A plant’s browning leaves are typically a symptom that it has been sunburned and has been exposed to excessive amounts of direct sunlight. Don’t worry; your plant probably won’t perish as a result, but its growth will be negatively impacted.
Should I leave my Asparagus densiflorus in direct sunlight?
No! If your Asparagus densiflorus (or Foxtail fern) has the symptoms described above, don’t leave it in direct sunlight, that’s the reason why your Foxtail fern is in such a state!
As explained in the paragraph above, the solution is simple, just place your Foxtail fern in a place where the light does not reach it directly, in this way and with a correct watering, your plant should resume its life rather quickly.
Why are my Asparagus densiflorus leaves drooping or wilting ?
This typically occurs when your Asparagus densiflorus gets dehydrated. Large plants are more at risk since they naturally require more water than smaller plants.
Whether your Asparagus densiflorus plant’s pot appears light, the soil and roots are likely fairly dry and need water, so you can readily tell if it needs to be hydrated.
If the soil in your plant’s pot is completely dry, you will need to start by moistening it so that the roots will also benefit from the water. A common mistake is to drown the Foxtail fern right after a dry period thinking that it needs a lot of water.
This is the case, but giving too much water at once is the best way to finish it off, you should actually water the soil normally, resuming a quiet watering rhythm.
Caring Tips for Asparagus densiflorus
Water is essential to the survival of your plant, however, it is important to balance the rate of watering. As we explained above, overwatering could have fatal consequences for your Asparagus densiflorus.
Touching the soil will let you know whether your plant needs water or not; if it still feels damp, it’s generally best to wait a few more days.
Always keep temperatures stable
It is also a good idea to keep your Asparagus densiflorus at a stable temperature (especially if it is kept indoors!). At GreenShack, we generally recommend staying in the 65 and 85 degrees F range. Of course, do not place your Asparagus densiflorus near a source of hot (or cold) air such as A/C units, radiators or the like.
Keep your Foxtail fern Dust-Free
This one concerns indoor plants, just like on your furniture, dust is also deposited on the leaves of your indoor plants, the problem is that it can prevent them from receiving the necessary light, this would slow down (or even stop) the photosynthesis process, and eventually, they would lose their colors.
For your Foxtail fern, this would be a true descent into hell, and it would also appease the pests.

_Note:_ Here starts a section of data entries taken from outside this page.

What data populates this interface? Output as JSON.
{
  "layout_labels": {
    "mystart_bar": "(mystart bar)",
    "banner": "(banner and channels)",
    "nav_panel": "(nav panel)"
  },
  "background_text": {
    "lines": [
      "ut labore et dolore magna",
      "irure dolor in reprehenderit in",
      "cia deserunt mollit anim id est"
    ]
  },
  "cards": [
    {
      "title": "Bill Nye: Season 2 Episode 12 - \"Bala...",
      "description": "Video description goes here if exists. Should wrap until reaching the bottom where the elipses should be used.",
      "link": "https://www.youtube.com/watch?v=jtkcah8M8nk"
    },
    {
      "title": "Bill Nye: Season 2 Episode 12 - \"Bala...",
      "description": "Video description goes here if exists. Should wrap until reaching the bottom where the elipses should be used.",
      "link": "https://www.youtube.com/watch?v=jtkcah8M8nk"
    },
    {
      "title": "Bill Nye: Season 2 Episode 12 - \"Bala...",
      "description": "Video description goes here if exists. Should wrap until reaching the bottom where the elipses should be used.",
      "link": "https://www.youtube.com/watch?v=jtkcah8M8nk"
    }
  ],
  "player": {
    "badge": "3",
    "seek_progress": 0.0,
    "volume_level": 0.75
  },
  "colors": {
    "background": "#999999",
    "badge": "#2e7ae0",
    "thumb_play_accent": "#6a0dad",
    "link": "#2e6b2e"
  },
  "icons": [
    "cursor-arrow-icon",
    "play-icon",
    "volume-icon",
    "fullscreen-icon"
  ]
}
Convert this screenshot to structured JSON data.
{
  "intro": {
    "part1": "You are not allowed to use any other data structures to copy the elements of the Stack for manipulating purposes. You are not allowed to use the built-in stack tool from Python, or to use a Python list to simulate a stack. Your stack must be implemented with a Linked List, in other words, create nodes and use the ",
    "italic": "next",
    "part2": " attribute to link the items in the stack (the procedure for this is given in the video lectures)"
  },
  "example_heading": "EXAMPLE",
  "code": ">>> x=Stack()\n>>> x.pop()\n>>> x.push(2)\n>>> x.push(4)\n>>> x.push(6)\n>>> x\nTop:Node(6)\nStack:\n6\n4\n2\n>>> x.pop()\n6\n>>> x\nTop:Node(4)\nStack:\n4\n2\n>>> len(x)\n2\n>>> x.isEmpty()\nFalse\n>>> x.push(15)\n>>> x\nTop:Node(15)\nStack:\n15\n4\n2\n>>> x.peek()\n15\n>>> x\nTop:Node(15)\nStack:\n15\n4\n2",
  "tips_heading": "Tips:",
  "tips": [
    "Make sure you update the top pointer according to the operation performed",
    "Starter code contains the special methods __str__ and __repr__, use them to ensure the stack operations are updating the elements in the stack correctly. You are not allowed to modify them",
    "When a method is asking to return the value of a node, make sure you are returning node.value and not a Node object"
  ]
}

To remove the dust, gently rub the plant’s leaves with a microfiber cloth. Dust can be removed more easily with a damp cloth, but stay away from corrosive substances like rubbing alcohol!
Keep drainage in mind
If you have a tendency to overwater, you need to keep an eye on your drainage, we advise you to opt for a pot with drainage holes if it is not already the case and a saucer.
You can add volcanic rocks (or any other pebbles with holes) to the bottom of your pot in the interim if your pots don’t already have holes in them. This will help to form a channel so that the water doesn’t pool there for too long (preventing the rot of the roots!).